- _What the task requires_
Check each line of the records for "first"; collect those that have it.

[Start of Attachment]

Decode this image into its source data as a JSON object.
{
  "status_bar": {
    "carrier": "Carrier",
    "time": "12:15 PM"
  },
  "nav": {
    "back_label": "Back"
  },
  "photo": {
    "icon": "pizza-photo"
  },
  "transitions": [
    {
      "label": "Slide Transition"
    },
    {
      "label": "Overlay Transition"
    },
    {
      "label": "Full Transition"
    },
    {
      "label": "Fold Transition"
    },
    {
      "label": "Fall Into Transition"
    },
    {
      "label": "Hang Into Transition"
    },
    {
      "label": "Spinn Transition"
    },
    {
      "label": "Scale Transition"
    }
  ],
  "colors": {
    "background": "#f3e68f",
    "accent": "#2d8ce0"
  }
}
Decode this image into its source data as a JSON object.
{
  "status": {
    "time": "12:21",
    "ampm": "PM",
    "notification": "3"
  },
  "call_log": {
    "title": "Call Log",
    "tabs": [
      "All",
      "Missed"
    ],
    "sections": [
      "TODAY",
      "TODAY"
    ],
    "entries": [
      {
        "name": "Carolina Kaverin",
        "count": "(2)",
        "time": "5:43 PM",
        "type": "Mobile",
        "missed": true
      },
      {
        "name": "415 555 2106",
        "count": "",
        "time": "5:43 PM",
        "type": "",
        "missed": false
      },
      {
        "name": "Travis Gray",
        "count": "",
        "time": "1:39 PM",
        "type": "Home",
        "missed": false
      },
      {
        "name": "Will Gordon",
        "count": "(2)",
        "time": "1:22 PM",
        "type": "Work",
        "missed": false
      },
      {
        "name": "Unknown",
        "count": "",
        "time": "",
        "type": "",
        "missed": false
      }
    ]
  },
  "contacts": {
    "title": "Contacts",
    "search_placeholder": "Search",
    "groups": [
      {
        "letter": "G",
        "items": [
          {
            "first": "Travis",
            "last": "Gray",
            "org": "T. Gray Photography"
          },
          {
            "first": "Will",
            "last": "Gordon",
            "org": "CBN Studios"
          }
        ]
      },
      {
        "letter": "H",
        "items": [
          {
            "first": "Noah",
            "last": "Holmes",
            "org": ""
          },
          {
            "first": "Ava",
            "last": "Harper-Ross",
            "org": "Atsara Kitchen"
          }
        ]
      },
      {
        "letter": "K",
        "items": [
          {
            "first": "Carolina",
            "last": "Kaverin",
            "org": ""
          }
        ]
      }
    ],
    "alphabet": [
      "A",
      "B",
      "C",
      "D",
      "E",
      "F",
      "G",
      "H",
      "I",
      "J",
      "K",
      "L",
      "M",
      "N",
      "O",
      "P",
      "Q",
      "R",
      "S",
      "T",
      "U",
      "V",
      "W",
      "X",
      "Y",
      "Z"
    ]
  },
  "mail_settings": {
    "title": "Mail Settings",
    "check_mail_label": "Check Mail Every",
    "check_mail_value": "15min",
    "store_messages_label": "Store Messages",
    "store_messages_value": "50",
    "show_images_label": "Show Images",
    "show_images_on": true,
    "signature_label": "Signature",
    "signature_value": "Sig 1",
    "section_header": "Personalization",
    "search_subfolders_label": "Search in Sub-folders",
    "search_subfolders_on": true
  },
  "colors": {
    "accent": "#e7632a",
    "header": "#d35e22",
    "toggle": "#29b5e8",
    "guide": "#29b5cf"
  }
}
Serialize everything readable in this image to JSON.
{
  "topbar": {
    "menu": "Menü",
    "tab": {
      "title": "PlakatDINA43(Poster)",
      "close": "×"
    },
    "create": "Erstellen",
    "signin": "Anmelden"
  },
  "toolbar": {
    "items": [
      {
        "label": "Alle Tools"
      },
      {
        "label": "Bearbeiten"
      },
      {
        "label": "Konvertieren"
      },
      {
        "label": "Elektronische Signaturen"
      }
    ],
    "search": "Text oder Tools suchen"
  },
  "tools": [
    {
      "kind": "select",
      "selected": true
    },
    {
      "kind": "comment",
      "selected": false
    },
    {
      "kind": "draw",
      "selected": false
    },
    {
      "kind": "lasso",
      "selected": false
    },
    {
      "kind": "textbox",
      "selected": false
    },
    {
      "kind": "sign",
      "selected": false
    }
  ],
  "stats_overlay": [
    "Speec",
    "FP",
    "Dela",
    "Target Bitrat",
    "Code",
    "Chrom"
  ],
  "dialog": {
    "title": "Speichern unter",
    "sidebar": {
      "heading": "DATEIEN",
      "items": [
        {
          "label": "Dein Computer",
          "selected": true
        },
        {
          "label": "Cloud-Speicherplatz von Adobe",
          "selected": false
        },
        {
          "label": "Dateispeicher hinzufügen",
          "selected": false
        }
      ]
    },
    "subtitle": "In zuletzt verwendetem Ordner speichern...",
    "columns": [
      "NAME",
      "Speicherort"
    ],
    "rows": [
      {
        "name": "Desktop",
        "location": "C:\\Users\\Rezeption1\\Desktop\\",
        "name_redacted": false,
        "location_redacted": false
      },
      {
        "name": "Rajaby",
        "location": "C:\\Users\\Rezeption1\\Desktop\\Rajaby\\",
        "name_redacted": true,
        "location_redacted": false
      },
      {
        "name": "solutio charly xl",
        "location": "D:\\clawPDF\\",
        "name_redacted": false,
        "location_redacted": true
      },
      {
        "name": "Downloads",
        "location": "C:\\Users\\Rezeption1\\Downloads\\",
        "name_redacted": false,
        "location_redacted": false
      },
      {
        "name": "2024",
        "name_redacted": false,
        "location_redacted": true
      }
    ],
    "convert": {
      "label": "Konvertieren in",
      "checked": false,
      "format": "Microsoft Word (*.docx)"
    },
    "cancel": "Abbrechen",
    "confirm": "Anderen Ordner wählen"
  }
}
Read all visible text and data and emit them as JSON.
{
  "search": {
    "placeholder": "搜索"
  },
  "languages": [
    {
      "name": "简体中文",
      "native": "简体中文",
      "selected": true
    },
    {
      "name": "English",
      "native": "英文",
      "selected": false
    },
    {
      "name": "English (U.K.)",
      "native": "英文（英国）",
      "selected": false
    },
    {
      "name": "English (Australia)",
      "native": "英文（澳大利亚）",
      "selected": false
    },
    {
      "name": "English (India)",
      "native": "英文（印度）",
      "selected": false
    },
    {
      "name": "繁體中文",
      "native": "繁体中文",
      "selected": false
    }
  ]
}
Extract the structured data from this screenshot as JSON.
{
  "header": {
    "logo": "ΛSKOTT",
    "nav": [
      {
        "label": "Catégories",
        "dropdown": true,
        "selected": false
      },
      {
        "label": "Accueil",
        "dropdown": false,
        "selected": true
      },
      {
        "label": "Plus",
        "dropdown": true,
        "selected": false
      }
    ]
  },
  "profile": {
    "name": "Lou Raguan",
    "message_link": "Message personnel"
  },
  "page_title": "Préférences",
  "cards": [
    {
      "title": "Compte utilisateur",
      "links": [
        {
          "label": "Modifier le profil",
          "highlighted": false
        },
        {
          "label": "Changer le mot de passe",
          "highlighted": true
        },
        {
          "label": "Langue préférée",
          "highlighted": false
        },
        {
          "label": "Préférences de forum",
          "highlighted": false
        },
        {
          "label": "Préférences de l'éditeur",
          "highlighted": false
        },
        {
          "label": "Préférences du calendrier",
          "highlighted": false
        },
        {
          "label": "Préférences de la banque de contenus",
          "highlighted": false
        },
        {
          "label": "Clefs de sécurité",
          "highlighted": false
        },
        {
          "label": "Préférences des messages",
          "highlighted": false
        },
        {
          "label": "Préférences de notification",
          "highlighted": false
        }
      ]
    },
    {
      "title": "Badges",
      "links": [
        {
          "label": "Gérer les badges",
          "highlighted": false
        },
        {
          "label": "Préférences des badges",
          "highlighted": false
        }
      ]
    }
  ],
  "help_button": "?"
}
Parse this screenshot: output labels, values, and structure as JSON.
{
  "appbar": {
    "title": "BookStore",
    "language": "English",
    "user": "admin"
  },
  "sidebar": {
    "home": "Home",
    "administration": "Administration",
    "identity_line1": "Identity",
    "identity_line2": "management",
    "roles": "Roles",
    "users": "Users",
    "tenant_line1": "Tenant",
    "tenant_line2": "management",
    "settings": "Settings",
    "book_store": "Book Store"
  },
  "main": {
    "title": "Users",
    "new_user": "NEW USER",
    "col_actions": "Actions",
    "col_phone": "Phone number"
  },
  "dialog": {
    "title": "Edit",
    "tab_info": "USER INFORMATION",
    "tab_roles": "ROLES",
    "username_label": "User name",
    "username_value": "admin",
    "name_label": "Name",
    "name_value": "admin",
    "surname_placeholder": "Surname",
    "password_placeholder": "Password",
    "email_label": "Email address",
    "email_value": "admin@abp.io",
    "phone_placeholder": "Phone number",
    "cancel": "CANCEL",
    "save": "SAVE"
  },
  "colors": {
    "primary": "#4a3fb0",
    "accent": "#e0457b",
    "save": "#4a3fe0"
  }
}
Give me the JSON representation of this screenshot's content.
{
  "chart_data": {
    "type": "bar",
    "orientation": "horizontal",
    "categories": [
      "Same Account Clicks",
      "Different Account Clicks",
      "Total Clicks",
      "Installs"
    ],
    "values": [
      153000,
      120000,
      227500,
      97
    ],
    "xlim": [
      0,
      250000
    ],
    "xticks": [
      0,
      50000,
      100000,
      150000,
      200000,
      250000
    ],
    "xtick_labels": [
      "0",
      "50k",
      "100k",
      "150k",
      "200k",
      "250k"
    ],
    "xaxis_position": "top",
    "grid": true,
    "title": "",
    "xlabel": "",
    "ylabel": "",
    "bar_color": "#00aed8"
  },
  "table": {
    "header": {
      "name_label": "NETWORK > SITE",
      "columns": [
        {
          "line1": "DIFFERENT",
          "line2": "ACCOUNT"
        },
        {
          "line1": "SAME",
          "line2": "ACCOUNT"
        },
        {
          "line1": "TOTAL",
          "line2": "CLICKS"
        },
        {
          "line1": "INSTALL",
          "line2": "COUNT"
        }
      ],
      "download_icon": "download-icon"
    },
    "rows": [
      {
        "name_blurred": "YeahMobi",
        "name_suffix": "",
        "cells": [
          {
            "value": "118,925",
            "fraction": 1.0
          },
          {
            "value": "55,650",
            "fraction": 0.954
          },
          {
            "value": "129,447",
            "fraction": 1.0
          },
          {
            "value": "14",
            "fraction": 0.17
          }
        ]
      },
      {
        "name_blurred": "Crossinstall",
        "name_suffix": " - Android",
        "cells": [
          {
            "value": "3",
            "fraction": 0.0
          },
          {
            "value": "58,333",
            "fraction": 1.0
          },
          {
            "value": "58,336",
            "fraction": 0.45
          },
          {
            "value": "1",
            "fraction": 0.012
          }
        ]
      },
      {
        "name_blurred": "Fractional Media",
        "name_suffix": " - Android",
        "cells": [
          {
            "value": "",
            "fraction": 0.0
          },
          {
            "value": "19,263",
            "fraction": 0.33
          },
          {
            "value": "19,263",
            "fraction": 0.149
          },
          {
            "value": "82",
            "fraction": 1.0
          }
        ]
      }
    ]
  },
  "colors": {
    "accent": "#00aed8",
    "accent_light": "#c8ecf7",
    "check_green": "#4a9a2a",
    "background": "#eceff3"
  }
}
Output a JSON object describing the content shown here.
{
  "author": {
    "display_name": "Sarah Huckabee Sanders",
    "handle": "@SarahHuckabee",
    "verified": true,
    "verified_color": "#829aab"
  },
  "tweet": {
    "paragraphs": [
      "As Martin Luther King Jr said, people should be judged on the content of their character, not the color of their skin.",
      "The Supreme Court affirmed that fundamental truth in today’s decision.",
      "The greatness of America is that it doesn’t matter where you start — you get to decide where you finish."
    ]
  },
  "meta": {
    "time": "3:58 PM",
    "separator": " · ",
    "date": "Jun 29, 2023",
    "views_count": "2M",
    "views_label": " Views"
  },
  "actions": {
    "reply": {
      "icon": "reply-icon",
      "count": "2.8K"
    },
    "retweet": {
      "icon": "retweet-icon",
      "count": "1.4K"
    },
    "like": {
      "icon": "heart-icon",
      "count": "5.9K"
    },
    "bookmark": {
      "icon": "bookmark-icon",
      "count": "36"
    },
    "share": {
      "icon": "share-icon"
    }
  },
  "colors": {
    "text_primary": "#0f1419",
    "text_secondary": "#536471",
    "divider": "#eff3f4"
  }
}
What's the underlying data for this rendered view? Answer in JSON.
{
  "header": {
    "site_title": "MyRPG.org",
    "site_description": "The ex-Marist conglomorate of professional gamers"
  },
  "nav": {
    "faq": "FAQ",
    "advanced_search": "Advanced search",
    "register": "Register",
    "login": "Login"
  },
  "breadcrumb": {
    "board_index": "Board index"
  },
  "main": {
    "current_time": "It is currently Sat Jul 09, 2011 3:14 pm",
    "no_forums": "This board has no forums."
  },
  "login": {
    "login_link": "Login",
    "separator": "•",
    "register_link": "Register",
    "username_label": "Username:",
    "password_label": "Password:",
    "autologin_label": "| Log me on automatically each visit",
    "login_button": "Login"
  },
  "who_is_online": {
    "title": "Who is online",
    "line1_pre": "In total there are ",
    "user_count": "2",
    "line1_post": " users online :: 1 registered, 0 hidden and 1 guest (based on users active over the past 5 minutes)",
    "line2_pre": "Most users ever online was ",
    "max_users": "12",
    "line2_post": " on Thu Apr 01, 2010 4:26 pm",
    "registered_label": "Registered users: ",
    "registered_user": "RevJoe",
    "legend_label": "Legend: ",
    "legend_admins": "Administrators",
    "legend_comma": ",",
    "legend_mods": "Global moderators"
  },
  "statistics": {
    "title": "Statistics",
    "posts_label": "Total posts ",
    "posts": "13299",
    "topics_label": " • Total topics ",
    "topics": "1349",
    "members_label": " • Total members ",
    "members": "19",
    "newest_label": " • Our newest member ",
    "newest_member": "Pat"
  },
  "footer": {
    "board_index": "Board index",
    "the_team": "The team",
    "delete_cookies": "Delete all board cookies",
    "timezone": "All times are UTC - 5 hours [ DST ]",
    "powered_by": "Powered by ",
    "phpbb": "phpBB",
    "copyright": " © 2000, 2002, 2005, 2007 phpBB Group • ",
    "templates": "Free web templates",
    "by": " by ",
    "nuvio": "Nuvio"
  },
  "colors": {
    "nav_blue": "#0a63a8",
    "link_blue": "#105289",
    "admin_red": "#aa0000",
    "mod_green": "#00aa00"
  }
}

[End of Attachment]

- _Response area_
            "first": "Travis",
            "first": "Will",
            "first": "Noah",
            "first": "Ava",
            "first": "Carolina",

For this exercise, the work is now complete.